Rhode Island election officials are taking their new voting machines on the road in an attempt to get people comfortable with the state’s first major change in voting technology in nearly two decades.
Secretary of State Nellie Gorbea announced plans Wednesday to hold 18 workshops around Rhode Island to show off how the 590 new voting machines that the state bought last month will work when voters head to the polls. The new machines will replace voting technology that Rhode Island has used since 1997 in time for September’s primary, and Gorbea hopes they prove easier to use for voters and poll workers alike.
“By updating our voting equipment, we are updating democracy’s infrastructure,” Gorbea said in a statement. “I’m sending the new machines out to Rhode Island voters so that they know how to use them on Election Day.”
Like the state’s old equipment, the new “D-200” machines (manufactured by Elections Systems and Software) still use optical scan technology, which electronically scans paper ballots filled out by hand. Now, voters have to simply fill in an oval next to the option they want to select, rather than connecting an arrow to indicate their choice.
The new machines also have an improved interface for users as they cast their ballots, as well as wireless connectivity for election staffers. Thanks to legislation enacted in June, poll workers can also use the machines to start storing scanned images of irregular ballots, making it easier for staffers to analyze those ballots digitally.
In conjunction with the rollout of the new machines, Gorbea is launching a pilot program to get some workers using “electronic poll books” to check in voters and ensure they’re in the right precinct rather than the old paper-based binder system. Starting with the Sept. 13 primary, 59 polling places will get the chance to use the new wireless system on tablets, as Gorbea weighs expanding the practice statewide to cut down on wait times.
These changes are welcome ones for national voting technology analysts like Lawrence Norden, deputy director of the Brennan Center for Justice’s Democracy Program. While his research indicates that states desperately need to replace their voting machines, he told StateScoop that the situation in Rhode Island was particularly dire before this upgrade.

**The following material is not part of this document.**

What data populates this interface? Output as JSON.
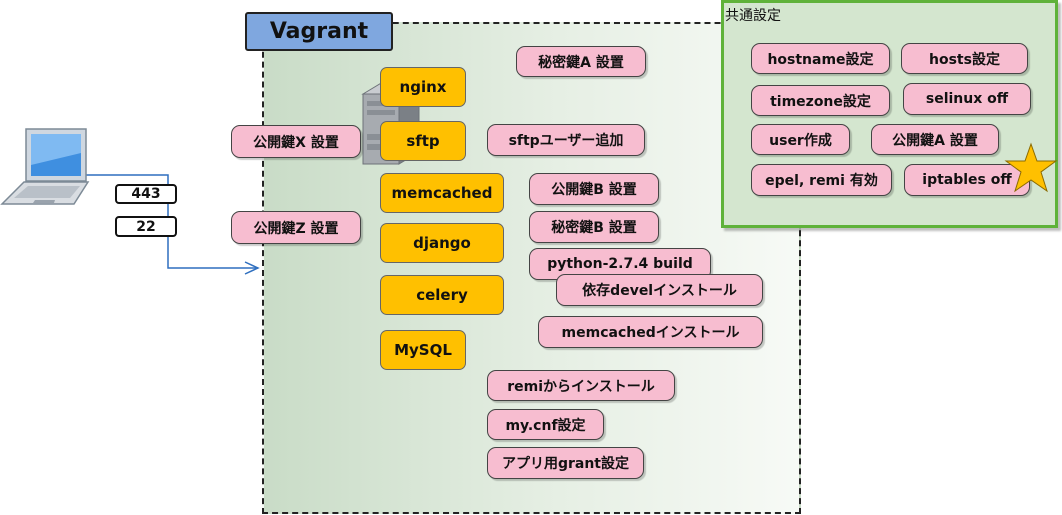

“You had a voting system that was really old in Rhode Island, and probably far past its expected lifespan,” Norden said. “They were among some of the oldest machines in the country, so I don’t think there’s any question they needed to be replaced.”
But now, Norden said the new equipment is “likely to be more reliable and less likely to have problems and fail on Election Day.” He also noted that previous studies have indicated that the state’s old ballot format tended to produce “more lost votes” due to unclear markings, making the new machines a boon in that department as well.
However, he cautions that the change will necessitate “a lot of voter education” by the state, making Gorbea’s series of workshops a promising first step in that effort. But he also notes that Rhode Island is fortunate that the new system “isn’t completely different” from their old methods, so the new machines shouldn’t seem terribly foreign to voters.
Norden is also optimistic the machines will be able to help election workers more accurately check their own results thanks to the electronic images of each ballot that they generate.
“There are electronic images of the ballot that’s been cast, and depending on what the state of Rhode Island wants to do with it, that makes it easier to audit records afterwards to make sure the vote total is correct,” Norden said. “They could even be posted and reviewed online so people can verify themselves that totals are accurate.”
But he warned that Gorbea and the state’s other election officials will have to think about the best ways to educate poll workers about the vagaries of the new systems in addition to the voters themselves.
“There’s going to be a lot of work to do, and generally, you want to try to introduce new technology into a jurisdiction in off-year elections,” Norden said. “There’s going to have to be trainings and checklists with poll workers so they understand the intricacies of the systems and what kind of problems that they may face with the new equipment, that they might not have had to deal with with equipment they’ve been using for so long.”
Those concerns aside, Norden is still thrilled to see a state take proactive steps to update its voting technology. He notes that Rhode Island is “an outlier” when it comes to how states are handling the issue — Maryland is the only other state to overhaul its machines statewide this year, though a few scattered localities in states like Wisconsin have made upgrades, Norden said.
Indeed, Norden believes that “a lot of states” are looking at making similar upgrades after November’s election. While he praises that kind of caution, he also worries that the stakes are especially high during a presidential election year.
“Most of the states that we’ve looked at, they just haven’t budgeted the money yet at all,” Norden said.